== Exercise objective ==
Scan the data. Collect each line that contains the word "RunOversizedRoutine".

== Records ==
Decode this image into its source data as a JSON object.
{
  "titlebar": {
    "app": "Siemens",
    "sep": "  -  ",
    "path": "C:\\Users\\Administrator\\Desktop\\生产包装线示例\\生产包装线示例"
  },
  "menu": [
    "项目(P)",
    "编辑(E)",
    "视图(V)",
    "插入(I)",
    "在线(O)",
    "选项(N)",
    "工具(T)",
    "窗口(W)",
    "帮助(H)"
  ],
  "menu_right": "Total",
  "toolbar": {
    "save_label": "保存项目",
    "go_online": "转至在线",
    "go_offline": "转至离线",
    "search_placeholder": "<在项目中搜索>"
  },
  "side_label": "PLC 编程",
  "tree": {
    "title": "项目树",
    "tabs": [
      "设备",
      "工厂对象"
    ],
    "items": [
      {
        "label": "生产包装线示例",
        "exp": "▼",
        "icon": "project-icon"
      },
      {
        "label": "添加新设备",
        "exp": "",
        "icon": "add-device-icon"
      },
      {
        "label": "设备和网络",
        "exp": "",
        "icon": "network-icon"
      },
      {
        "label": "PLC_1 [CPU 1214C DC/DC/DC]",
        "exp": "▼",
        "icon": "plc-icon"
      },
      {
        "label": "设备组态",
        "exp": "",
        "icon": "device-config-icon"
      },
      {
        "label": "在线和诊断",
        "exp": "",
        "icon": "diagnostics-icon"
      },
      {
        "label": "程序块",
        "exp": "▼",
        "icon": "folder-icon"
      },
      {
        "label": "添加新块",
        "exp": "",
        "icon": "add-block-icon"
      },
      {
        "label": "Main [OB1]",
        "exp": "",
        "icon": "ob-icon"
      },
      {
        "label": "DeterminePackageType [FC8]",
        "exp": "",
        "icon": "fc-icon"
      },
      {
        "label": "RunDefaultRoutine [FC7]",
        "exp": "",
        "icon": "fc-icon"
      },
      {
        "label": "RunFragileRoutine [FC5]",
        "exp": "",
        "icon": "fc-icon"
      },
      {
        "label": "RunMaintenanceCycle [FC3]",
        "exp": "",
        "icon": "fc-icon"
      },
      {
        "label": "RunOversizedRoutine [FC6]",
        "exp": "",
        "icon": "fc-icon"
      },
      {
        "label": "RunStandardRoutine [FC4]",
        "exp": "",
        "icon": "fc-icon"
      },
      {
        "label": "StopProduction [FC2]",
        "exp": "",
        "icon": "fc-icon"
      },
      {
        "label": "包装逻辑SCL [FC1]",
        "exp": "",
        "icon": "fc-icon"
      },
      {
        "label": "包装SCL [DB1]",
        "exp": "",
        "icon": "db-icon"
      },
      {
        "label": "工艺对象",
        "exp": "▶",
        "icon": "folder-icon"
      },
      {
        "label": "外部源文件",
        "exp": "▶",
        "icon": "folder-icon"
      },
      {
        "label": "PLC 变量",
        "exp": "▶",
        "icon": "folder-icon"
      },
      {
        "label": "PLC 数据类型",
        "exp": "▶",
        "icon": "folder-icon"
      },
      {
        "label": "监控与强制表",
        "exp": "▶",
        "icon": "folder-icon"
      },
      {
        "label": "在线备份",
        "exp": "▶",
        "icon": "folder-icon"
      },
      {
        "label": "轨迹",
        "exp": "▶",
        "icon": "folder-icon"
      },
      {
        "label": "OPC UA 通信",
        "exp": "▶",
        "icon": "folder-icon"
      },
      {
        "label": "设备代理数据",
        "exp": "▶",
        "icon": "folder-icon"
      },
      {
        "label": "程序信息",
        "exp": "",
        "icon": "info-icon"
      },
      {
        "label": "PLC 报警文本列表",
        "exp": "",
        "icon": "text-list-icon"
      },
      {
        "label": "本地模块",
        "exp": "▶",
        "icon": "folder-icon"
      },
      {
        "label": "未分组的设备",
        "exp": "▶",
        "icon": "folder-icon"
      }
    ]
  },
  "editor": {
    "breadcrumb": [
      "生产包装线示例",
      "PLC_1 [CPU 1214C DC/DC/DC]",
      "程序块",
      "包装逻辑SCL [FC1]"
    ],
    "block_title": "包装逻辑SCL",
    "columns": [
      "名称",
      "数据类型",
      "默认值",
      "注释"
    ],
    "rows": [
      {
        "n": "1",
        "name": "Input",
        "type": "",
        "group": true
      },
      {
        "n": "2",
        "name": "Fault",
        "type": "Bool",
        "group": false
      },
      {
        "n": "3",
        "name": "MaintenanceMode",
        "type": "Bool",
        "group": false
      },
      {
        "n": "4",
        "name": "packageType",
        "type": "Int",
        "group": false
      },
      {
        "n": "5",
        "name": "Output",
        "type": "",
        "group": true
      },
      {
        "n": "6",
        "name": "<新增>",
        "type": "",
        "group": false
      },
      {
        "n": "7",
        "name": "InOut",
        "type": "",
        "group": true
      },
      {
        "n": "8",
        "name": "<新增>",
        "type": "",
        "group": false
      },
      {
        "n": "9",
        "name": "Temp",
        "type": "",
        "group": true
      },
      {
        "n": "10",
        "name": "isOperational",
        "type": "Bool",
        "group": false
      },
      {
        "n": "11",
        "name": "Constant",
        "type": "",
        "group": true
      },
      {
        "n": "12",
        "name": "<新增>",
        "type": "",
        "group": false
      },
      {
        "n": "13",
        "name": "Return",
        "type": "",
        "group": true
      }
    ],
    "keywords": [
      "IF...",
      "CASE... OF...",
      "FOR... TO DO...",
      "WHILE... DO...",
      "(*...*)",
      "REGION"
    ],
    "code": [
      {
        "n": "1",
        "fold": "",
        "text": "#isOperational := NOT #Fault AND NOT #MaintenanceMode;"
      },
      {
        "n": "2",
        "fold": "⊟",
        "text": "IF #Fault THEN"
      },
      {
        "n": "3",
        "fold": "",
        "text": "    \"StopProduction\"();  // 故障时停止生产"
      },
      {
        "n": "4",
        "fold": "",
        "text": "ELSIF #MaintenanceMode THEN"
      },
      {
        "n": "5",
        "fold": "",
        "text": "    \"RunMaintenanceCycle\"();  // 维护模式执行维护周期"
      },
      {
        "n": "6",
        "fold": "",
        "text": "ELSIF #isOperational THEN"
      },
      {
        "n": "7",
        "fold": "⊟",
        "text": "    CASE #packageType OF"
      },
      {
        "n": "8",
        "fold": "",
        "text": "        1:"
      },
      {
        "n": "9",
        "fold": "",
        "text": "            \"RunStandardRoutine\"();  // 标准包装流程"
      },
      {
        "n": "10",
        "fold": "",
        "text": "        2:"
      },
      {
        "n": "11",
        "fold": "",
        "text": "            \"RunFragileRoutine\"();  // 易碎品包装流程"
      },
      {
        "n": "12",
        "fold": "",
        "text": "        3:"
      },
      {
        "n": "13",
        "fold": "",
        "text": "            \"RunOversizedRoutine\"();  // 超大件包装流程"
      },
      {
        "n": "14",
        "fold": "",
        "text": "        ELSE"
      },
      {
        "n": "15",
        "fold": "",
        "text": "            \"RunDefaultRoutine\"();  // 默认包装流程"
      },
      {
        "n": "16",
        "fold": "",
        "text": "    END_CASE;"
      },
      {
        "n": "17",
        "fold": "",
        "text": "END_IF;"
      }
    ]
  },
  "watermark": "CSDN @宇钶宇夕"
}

== Solved exercise ==
        "label": "RunOversizedRoutine [FC6]",
        "text": "            \"RunOversizedRoutine\"();  // 超大件包装流程"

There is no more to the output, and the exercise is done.